You can consider this one to be a double whammy here. First you have of course the Szalinski family who have to put up with their father (Rick Moranis) who comes up with some rather bizarre inventions including a ray gun used to shrink objects. Wayne and his wife Diane are often at odds with each other. She believes that Wayne puts too much time into his inventions rather than spend some quality family time with his kids.
On the other side of the fence (quite literally), we have the Thompson’s. The Thompson’s are planning a fishing trip, however Russ isn’t too excited about going and would rather spend time with Wayne Szalinki’s daughter Amy. The father and son constantly clash over their differences of opinion as it’s quite hard for them to make up their mind.
Though these two families have their issues, they come together in the end and are able to sort out their differences.
4. The Sawyer’s: ‘The Texas Chainsaw Massacre’
Let’s just call it like it is: This is certainly the craziest most insane family on this list.

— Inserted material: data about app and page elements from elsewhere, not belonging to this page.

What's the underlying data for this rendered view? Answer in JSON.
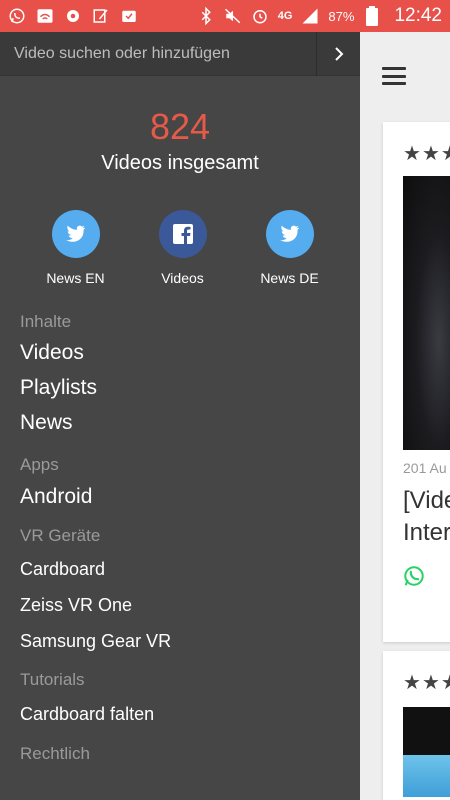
{
  "status_bar": {
    "network": "4G",
    "battery_percent": "87%",
    "time": "12:42"
  },
  "drawer": {
    "search": {
      "placeholder": "Video suchen oder hinzufügen"
    },
    "count": "824",
    "count_label": "Videos insgesamt",
    "social": [
      {
        "label": "News EN",
        "icon": "twitter-icon",
        "color": "#55acee"
      },
      {
        "label": "Videos",
        "icon": "facebook-icon",
        "color": "#3b5998"
      },
      {
        "label": "News DE",
        "icon": "twitter-icon",
        "color": "#55acee"
      }
    ],
    "menu": {
      "inhalte_header": "Inhalte",
      "videos": "Videos",
      "playlists": "Playlists",
      "news": "News",
      "apps_header": "Apps",
      "android": "Android",
      "vr_header": "VR Geräte",
      "cardboard": "Cardboard",
      "zeiss": "Zeiss VR One",
      "samsung": "Samsung Gear VR",
      "tutorials_header": "Tutorials",
      "cardboard_falten": "Cardboard falten",
      "rechtlich_header": "Rechtlich"
    }
  },
  "content": {
    "card1": {
      "date": "201 Au",
      "title_line1": "[Vide",
      "title_line2": "Inter"
    }
  },
  "colors": {
    "status_bar": "#e8504a",
    "accent": "#e65a4a",
    "drawer_bg": "#464646",
    "whatsapp": "#25d366"
  }
}
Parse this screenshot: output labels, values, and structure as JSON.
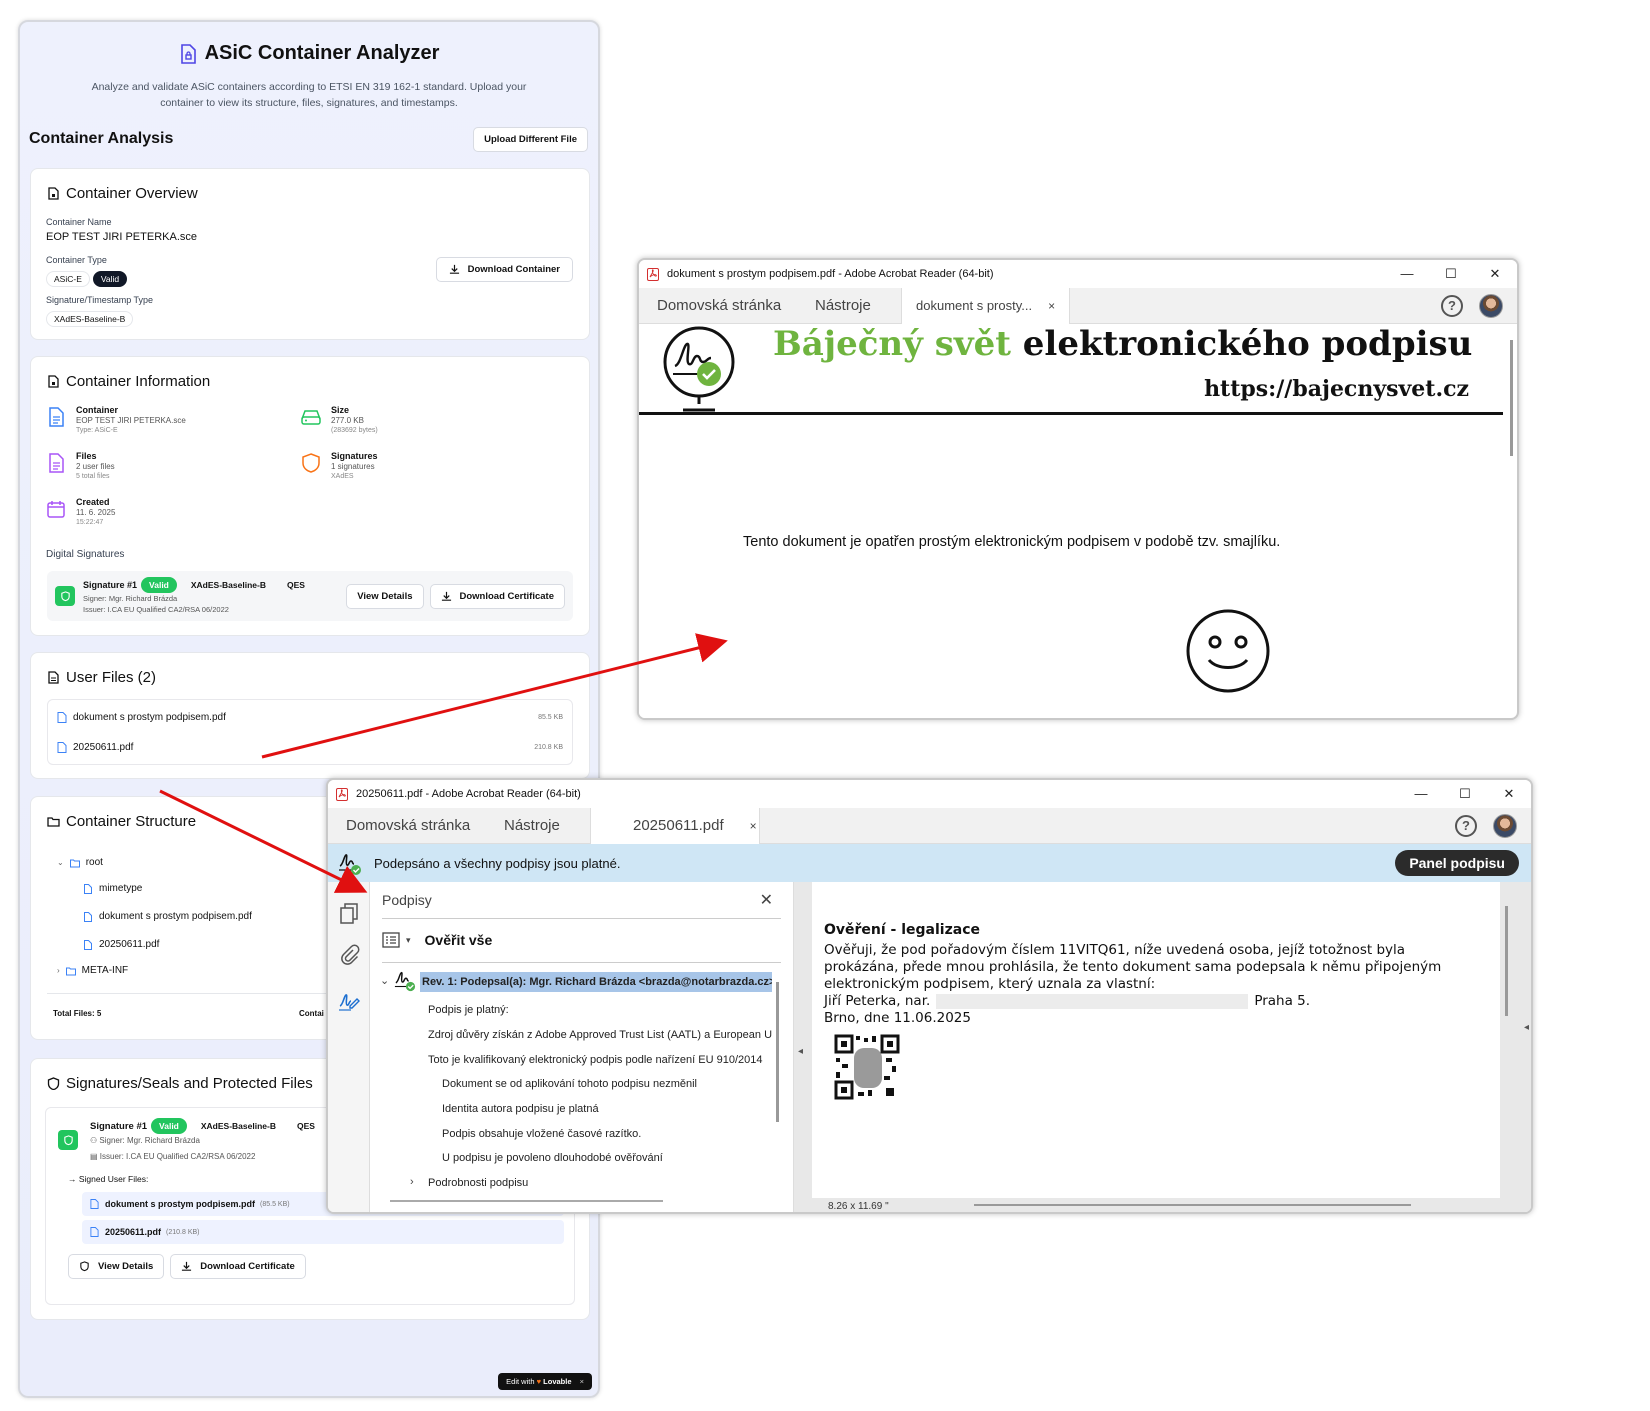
{
  "app": {
    "title": "ASiC Container Analyzer",
    "description": "Analyze and validate ASiC containers according to ETSI EN 319 162-1 standard. Upload your container to view its structure, files, signatures, and timestamps.",
    "analysis_title": "Container Analysis",
    "upload_button": "Upload Different File",
    "overview": {
      "title": "Container Overview",
      "name_label": "Container Name",
      "name_value": "EOP TEST JIRI PETERKA.sce",
      "type_label": "Container Type",
      "type_badge": "ASiC-E",
      "valid_badge": "Valid",
      "sig_type_label": "Signature/Timestamp Type",
      "sig_type_badge": "XAdES-Baseline-B",
      "download_button": "Download Container"
    },
    "info": {
      "title": "Container Information",
      "container_title": "Container",
      "container_name": "EOP TEST JIRI PETERKA.sce",
      "container_type": "Type: ASiC-E",
      "size_title": "Size",
      "size_value": "277.0 KB",
      "size_bytes": "(283692 bytes)",
      "files_title": "Files",
      "files_user": "2 user files",
      "files_total": "5 total files",
      "signatures_title": "Signatures",
      "signatures_count": "1 signatures",
      "signatures_format": "XAdES",
      "created_title": "Created",
      "created_date": "11. 6. 2025",
      "created_time": "15:22:47",
      "digital_sigs_label": "Digital Signatures",
      "sig_name": "Signature #1",
      "sig_valid": "Valid",
      "sig_level": "XAdES-Baseline-B",
      "sig_qes": "QES",
      "signer": "Signer: Mgr. Richard Brázda",
      "issuer": "Issuer: I.CA EU Qualified CA2/RSA 06/2022",
      "view_details": "View Details",
      "download_cert": "Download Certificate"
    },
    "user_files": {
      "title": "User Files (2)",
      "files": [
        {
          "name": "dokument s prostym podpisem.pdf",
          "size": "85.5 KB"
        },
        {
          "name": "20250611.pdf",
          "size": "210.8 KB"
        }
      ]
    },
    "structure": {
      "title": "Container Structure",
      "root": "root",
      "items": [
        "mimetype",
        "dokument s prostym podpisem.pdf",
        "20250611.pdf"
      ],
      "meta": "META-INF",
      "total_files": "Total Files: 5",
      "truncated": "Contai"
    },
    "seals": {
      "title": "Signatures/Seals and Protected Files",
      "sig_name": "Signature #1",
      "sig_valid": "Valid",
      "sig_level": "XAdES-Baseline-B",
      "sig_qes": "QES",
      "signer": "Signer: Mgr. Richard Brázda",
      "issuer": "Issuer: I.CA EU Qualified CA2/RSA 06/2022",
      "signed_label": "Signed User Files:",
      "files": [
        {
          "name": "dokument s prostym podpisem.pdf",
          "size": "(85.5 KB)"
        },
        {
          "name": "20250611.pdf",
          "size": "(210.8 KB)"
        }
      ],
      "view_details": "View Details",
      "download_cert": "Download Certificate"
    },
    "lovable_prefix": "Edit with",
    "lovable_brand": "Lovable",
    "lovable_close": "×"
  },
  "window1": {
    "title": "dokument s prostym podpisem.pdf - Adobe Acrobat Reader (64-bit)",
    "tab_home": "Domovská stránka",
    "tab_tools": "Nástroje",
    "tab_doc": "dokument s prosty...",
    "tab_close": "×",
    "help": "?",
    "ctl_min": "—",
    "ctl_max": "☐",
    "ctl_close": "✕",
    "heading_green": "Báječný svět",
    "heading_black": "elektronického podpisu",
    "url": "https://bajecnysvet.cz",
    "body_text": "Tento dokument je opatřen prostým elektronickým podpisem v podobě tzv. smajlíku."
  },
  "window2": {
    "title": "20250611.pdf - Adobe Acrobat Reader (64-bit)",
    "tab_home": "Domovská stránka",
    "tab_tools": "Nástroje",
    "tab_doc": "20250611.pdf",
    "tab_close": "×",
    "help": "?",
    "ctl_min": "—",
    "ctl_max": "☐",
    "ctl_close": "✕",
    "sigbar_text": "Podepsáno a všechny podpisy jsou platné.",
    "panel_button": "Panel podpisu",
    "panel_title": "Podpisy",
    "panel_close": "✕",
    "verify_all": "Ověřit vše",
    "rev": "Rev. 1: Podepsal(a): Mgr. Richard Brázda <brazda@notarbrazda.cz>",
    "details": [
      "Podpis je platný:",
      "Zdroj důvěry získán z Adobe Approved Trust List (AATL) a European U",
      "Toto je kvalifikovaný elektronický podpis podle nařízení EU 910/2014"
    ],
    "subdetails": [
      "Dokument se od aplikování tohoto podpisu nezměnil",
      "Identita autora podpisu je platná",
      "Podpis obsahuje vložené časové razítko.",
      "U podpisu je povoleno dlouhodobé ověřování"
    ],
    "more_details": "Podrobnosti podpisu",
    "doc_heading": "Ověření - legalizace",
    "doc_lines": [
      "Ověřuji, že pod pořadovým číslem 11VITQ61, níže uvedená osoba, jejíž totožnost byla",
      "prokázána, přede mnou prohlásila, že tento dokument sama podepsala k němu připojeným",
      "elektronickým podpisem, který uznala za vlastní:"
    ],
    "person": "Jiří Peterka, nar.",
    "city": "Praha 5.",
    "place_date": "Brno, dne 11.06.2025",
    "page_size": "8.26 x 11.69 \""
  }
}
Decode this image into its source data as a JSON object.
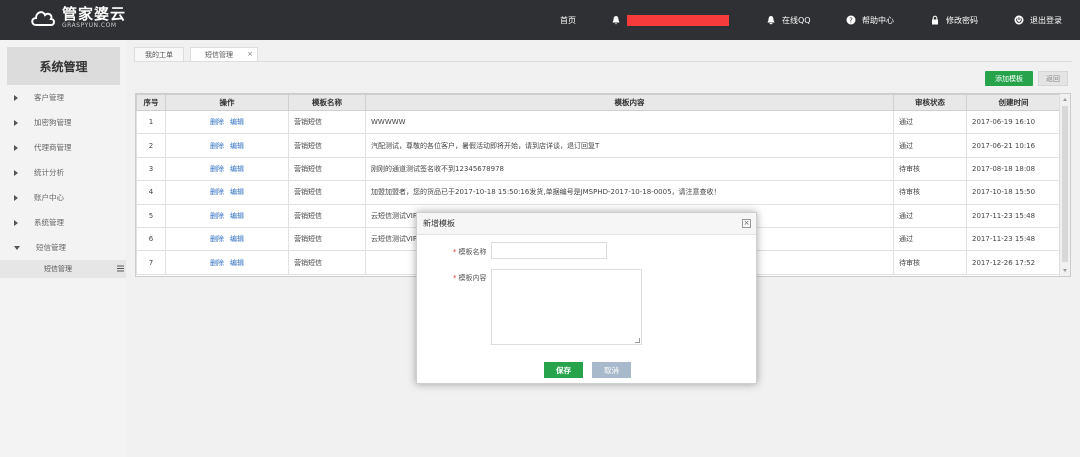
{
  "header": {
    "logo_title": "管家婆云",
    "logo_sub": "GRASPYUN.COM",
    "nav": {
      "home": "首页",
      "online_qq": "在线QQ",
      "help": "帮助中心",
      "change_password": "修改密码",
      "logout": "退出登录"
    },
    "notification_redacted_color": "#f53b3b"
  },
  "sidebar": {
    "title": "系统管理",
    "items": [
      {
        "label": "客户管理",
        "expanded": false
      },
      {
        "label": "加密狗管理",
        "expanded": false
      },
      {
        "label": "代理商管理",
        "expanded": false
      },
      {
        "label": "统计分析",
        "expanded": false
      },
      {
        "label": "账户中心",
        "expanded": false
      },
      {
        "label": "系统管理",
        "expanded": false
      },
      {
        "label": "短信管理",
        "expanded": true
      }
    ],
    "sub_item": "短信管理"
  },
  "tabs": {
    "my_orders": "我的工单",
    "sms_manage": "短信管理",
    "close": "×"
  },
  "toolbar": {
    "add_template": "添加模板",
    "back": "返回",
    "accent": "#27a44b"
  },
  "table": {
    "headers": [
      "序号",
      "操作",
      "模板名称",
      "模板内容",
      "审核状态",
      "创建时间"
    ],
    "action_delete": "删除",
    "action_edit": "编辑",
    "rows": [
      {
        "no": "1",
        "name": "营销短信",
        "content": "WWWWW",
        "status": "通过",
        "created": "2017-06-19 16:10"
      },
      {
        "no": "2",
        "name": "营销短信",
        "content": "汽配测试，尊敬的各位客户，暑假活动即将开始，请到店详谈，退订回复T",
        "status": "通过",
        "created": "2017-06-21 10:16"
      },
      {
        "no": "3",
        "name": "营销短信",
        "content": "刚刚的通道测试签名收不到12345678978",
        "status": "待审核",
        "created": "2017-08-18 18:08"
      },
      {
        "no": "4",
        "name": "营销短信",
        "content": "加盟加盟者，您的货品已于2017-10-18 15:50:16发货,单据编号是JMSPHD-2017-10-18-0005，请注意查收！",
        "status": "待审核",
        "created": "2017-10-18 15:50"
      },
      {
        "no": "5",
        "name": "营销短信",
        "content": "云短信测试VIP",
        "status": "通过",
        "created": "2017-11-23 15:48"
      },
      {
        "no": "6",
        "name": "营销短信",
        "content": "云短信测试VIP",
        "status": "通过",
        "created": "2017-11-23 15:48"
      },
      {
        "no": "7",
        "name": "营销短信",
        "content": "",
        "status": "待审核",
        "created": "2017-12-26 17:52"
      }
    ]
  },
  "modal": {
    "title": "新增模板",
    "close": "×",
    "field_name_label": "模板名称",
    "field_content_label": "模板内容",
    "required_mark": "*",
    "name_value": "",
    "content_value": "",
    "save": "保存",
    "cancel": "取消"
  }
}
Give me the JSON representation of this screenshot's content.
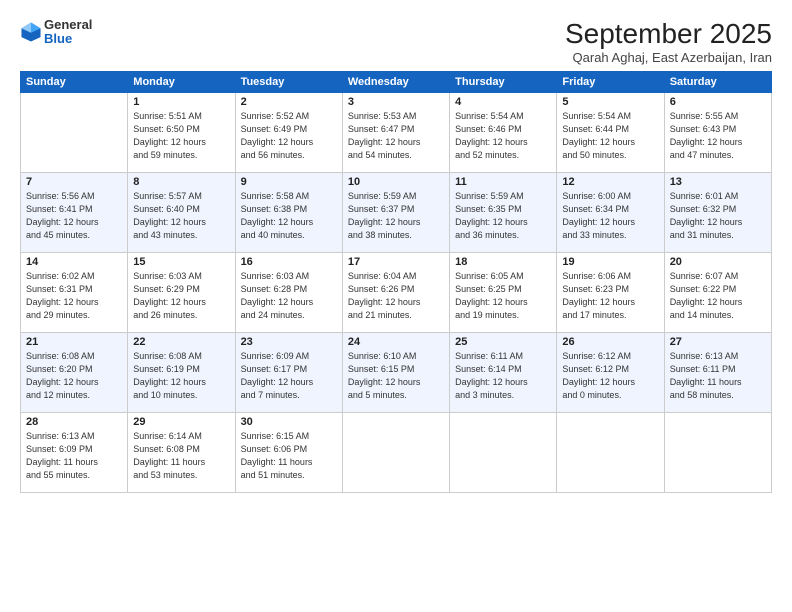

However, I had to put the Sawyer’s on this list simply because they are the freakiest. They are a family of cannibals who give no recollection to human lives. They are pure evil and like all families on this list, constantly bicker and complain to each other.
They certainly earn a spot on this list if for no other reason because they are very different and absolutely creepy.
5. The Byrnes And The Fockers: ‘Meet the Parents’ And ‘Meet The Fockers’
Jack Byrnes (Robert De Niro), a former CIA counterintelligence officer finds a disliking to his daughters fiance Greg Focker (Ben Stiller) and tries everything he can to avoid a possible marriage. Though Greg tries hard to impress Jack as a future son-in-law, his plans fail miserably which forces Jack to take some rather drastic measures such as placing hidden cameras throughout the house.
The sequel Meet the Fockers shows Greg’s side of the family and the turmoil only gets worse. As Jack is finally starting to latch onto an agreed relationship between his daughter and Greg, he meets Greg’s parents and begins to question himself all over again. These families constantly bicker between each other and nobody seems to come out of an argument with some sort of resolution until the very end. Thankfully, the two families are able to come together and settle their differences.
6. The Reede’s: ‘Liar Liar’
It’s tough enough when a father has to work a ton to pay the bills. It’s even tougher when Fletcher (Jim Carrey) can never make time for his own family. However, there is something he is rather good at other than his job; lying.
Though this family never truly falls apart like most of the others on this list, it’s rather sad to see a dad unable to make his family a priority. The worst part is that he constantly promises that he will make time especially for his son Max. This never appears to be the case however as Max is let down time after time. Realizing this, his wife Audrey informs Fletcher that they will be moving to Boston with someone else to avoid anymore heartbreaks that have hurt Max.
Fortunately for Fletcher he’s eventually able to keep his promises by telling the truth, therefore making him a better man. The family gets back together in the end with Fletcher playing one of his son’s favorite games: ‘The Claw.’
7. The Griswold’s: ‘National Lampoon’s Christmas Vacation’
If there’s any family who’s probably the most dysfunctional on this list, it’s the Griswolds. Though the Griswolds themselves all have their own problems, Clark’s and Ellen’s parents aren’t the nicest of bunches. Then there’s also Uncle Lewis and his senile wife Bethany along with Ellen’s cousin Catherine and her crazy husband Eddie with their kids and dog named Snots.
You can tell none of these families have their act together simply because they all have their individual problems. Eddie’s family has to sell their own house and live in an RV while the Griswold’s always do what the husband Clark wants to do. Also, Ellen’s parents aren’t too fond of Clark and see him as a problematic husband to his own family. Through all of the commotion, the families are able to celebrate Christmas together giving thanks to one another and appreciating everything they have.
So that’s my list! What do you think are the most dysfunctional families in film? Share your thoughts in the comment section below and have a wonderful Thanksgiving!